> **Task description**
Your response should consist of the entries below, written out exactly.

> **The records**
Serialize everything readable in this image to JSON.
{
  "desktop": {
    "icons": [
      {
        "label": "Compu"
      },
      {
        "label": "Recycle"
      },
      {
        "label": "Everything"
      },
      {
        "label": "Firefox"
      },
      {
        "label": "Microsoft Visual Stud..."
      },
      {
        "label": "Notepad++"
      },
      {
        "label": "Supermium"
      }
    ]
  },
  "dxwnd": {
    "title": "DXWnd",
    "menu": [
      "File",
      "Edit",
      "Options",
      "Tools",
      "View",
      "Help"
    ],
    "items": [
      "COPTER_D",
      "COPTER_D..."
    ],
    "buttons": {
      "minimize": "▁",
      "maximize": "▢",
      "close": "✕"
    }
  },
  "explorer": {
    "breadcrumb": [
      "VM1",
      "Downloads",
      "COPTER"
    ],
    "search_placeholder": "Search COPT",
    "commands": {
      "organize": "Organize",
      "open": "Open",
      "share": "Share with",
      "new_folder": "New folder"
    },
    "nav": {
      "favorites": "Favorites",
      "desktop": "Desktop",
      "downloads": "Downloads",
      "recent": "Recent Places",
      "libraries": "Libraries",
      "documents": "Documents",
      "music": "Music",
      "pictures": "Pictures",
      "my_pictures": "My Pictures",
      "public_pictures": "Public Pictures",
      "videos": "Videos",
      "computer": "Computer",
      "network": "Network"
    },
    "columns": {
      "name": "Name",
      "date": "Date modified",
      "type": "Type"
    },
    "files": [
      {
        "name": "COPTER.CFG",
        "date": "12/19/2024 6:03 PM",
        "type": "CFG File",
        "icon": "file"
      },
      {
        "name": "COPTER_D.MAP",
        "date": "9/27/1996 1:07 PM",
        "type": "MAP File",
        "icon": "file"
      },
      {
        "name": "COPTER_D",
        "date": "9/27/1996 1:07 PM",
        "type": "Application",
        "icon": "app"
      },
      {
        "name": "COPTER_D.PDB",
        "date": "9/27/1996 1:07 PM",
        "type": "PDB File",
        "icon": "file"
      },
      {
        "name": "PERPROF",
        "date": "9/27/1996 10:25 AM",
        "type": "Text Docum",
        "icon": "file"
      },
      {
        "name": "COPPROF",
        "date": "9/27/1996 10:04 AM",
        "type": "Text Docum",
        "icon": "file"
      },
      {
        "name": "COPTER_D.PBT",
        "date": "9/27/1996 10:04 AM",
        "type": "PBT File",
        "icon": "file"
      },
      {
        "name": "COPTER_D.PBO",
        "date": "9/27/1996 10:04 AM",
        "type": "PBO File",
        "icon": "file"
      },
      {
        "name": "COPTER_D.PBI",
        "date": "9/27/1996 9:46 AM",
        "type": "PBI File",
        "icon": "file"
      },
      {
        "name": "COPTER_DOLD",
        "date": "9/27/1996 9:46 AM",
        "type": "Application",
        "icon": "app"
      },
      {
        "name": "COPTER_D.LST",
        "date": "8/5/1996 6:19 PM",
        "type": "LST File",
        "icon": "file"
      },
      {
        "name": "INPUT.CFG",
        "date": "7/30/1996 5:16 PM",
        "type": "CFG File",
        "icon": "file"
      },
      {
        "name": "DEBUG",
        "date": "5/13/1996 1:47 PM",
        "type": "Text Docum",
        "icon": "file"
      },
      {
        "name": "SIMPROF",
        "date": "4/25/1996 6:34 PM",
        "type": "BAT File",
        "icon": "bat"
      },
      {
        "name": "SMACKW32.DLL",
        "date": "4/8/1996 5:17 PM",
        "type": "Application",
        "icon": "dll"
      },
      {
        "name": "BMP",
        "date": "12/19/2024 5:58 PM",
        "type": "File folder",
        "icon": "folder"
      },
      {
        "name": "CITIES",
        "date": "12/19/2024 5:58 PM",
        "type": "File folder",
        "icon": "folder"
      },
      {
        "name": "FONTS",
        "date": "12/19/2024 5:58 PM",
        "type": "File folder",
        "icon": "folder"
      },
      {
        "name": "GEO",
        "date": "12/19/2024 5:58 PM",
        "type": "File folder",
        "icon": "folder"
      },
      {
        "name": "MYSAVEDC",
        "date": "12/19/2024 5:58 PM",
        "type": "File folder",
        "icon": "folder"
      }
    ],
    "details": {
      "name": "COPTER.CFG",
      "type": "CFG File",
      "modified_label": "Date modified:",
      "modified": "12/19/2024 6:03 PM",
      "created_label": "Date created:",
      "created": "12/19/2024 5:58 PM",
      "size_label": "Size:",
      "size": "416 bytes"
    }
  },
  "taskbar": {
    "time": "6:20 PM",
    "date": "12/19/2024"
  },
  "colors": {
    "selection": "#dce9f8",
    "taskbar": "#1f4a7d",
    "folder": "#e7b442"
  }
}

> **Solution for this task**
Serialize everything readable in this image to JSON.
{
  "desktop": {
    "icons": [
      {
        "label": "Compu"
      },
      {
        "label": "Recycle"
      },
      {
        "label": "Everything"
      },
      {
        "label": "Firefox"
      },
      {
        "label": "Microsoft Visual Stud..."
      },
      {
        "label": "Notepad++"
      },
      {
        "label": "Supermium"
      }
    ]
  },
  "dxwnd": {
    "title": "DXWnd",
    "menu": [
      "File",
      "Edit",
      "Options",
      "Tools",
      "View",
      "Help"
    ],
    "items": [
      "COPTER_D",
      "COPTER_D..."
    ],
    "buttons": {
      "minimize": "▁",
      "maximize": "▢",
      "close": "✕"
    }
  },
  "explorer": {
    "breadcrumb": [
      "VM1",
      "Downloads",
      "COPTER"
    ],
    "search_placeholder": "Search COPT",
    "commands": {
      "organize": "Organize",
      "open": "Open",
      "share": "Share with",
      "new_folder": "New folder"
    },
    "nav": {
      "favorites": "Favorites",
      "desktop": "Desktop",
      "downloads": "Downloads",
      "recent": "Recent Places",
      "libraries": "Libraries",
      "documents": "Documents",
      "music": "Music",
      "pictures": "Pictures",
      "my_pictures": "My Pictures",
      "public_pictures": "Public Pictures",
      "videos": "Videos",
      "computer": "Computer",
      "network": "Network"
    },
    "columns": {
      "name": "Name",
      "date": "Date modified",
      "type": "Type"
    },
    "files": [
      {
        "name": "COPTER.CFG",
        "date": "12/19/2024 6:03 PM",
        "type": "CFG File",
        "icon": "file"
      },
      {
        "name": "COPTER_D.MAP",
        "date": "9/27/1996 1:07 PM",
        "type": "MAP File",
        "icon": "file"
      },
      {
        "name": "COPTER_D",
        "date": "9/27/1996 1:07 PM",
        "type": "Application",
        "icon": "app"
      },
      {
        "name": "COPTER_D.PDB",
        "date": "9/27/1996 1:07 PM",
        "type": "PDB File",
        "icon": "file"
      },
      {
        "name": "PERPROF",
        "date": "9/27/1996 10:25 AM",
        "type": "Text Docum",
        "icon": "file"
      },
      {
        "name": "COPPROF",
        "date": "9/27/1996 10:04 AM",
        "type": "Text Docum",
        "icon": "file"
      },
      {
        "name": "COPTER_D.PBT",
        "date": "9/27/1996 10:04 AM",
        "type": "PBT File",
        "icon": "file"
      },
      {
        "name": "COPTER_D.PBO",
        "date": "9/27/1996 10:04 AM",
        "type": "PBO File",
        "icon": "file"
      },
      {
        "name": "COPTER_D.PBI",
        "date": "9/27/1996 9:46 AM",
        "type": "PBI File",
        "icon": "file"
      },
      {
        "name": "COPTER_DOLD",
        "date": "9/27/1996 9:46 AM",
        "type": "Application",
        "icon": "app"
      },
      {
        "name": "COPTER_D.LST",
        "date": "8/5/1996 6:19 PM",
        "type": "LST File",
        "icon": "file"
      },
      {
        "name": "INPUT.CFG",
        "date": "7/30/1996 5:16 PM",
        "type": "CFG File",
        "icon": "file"
      },
      {
        "name": "DEBUG",
        "date": "5/13/1996 1:47 PM",
        "type": "Text Docum",
        "icon": "file"
      },
      {
        "name": "SIMPROF",
        "date": "4/25/1996 6:34 PM",
        "type": "BAT File",
        "icon": "bat"
      },
      {
        "name": "SMACKW32.DLL",
        "date": "4/8/1996 5:17 PM",
        "type": "Application",
        "icon": "dll"
      },
      {
        "name": "BMP",
        "date": "12/19/2024 5:58 PM",
        "type": "File folder",
        "icon": "folder"
      },
      {
        "name": "CITIES",
        "date": "12/19/2024 5:58 PM",
        "type": "File folder",
        "icon": "folder"
      },
      {
        "name": "FONTS",
        "date": "12/19/2024 5:58 PM",
        "type": "File folder",
        "icon": "folder"
      },
      {
        "name": "GEO",
        "date": "12/19/2024 5:58 PM",
        "type": "File folder",
        "icon": "folder"
      },
      {
        "name": "MYSAVEDC",
        "date": "12/19/2024 5:58 PM",
        "type": "File folder",
        "icon": "folder"
      }
    ],
    "details": {
      "name": "COPTER.CFG",
      "type": "CFG File",
      "modified_label": "Date modified:",
      "modified": "12/19/2024 6:03 PM",
      "created_label": "Date created:",
      "created": "12/19/2024 5:58 PM",
      "size_label": "Size:",
      "size": "416 bytes"
    }
  },
  "taskbar": {
    "time": "6:20 PM",
    "date": "12/19/2024"
  },
  "colors": {
    "selection": "#dce9f8",
    "taskbar": "#1f4a7d",
    "folder": "#e7b442"
  }
}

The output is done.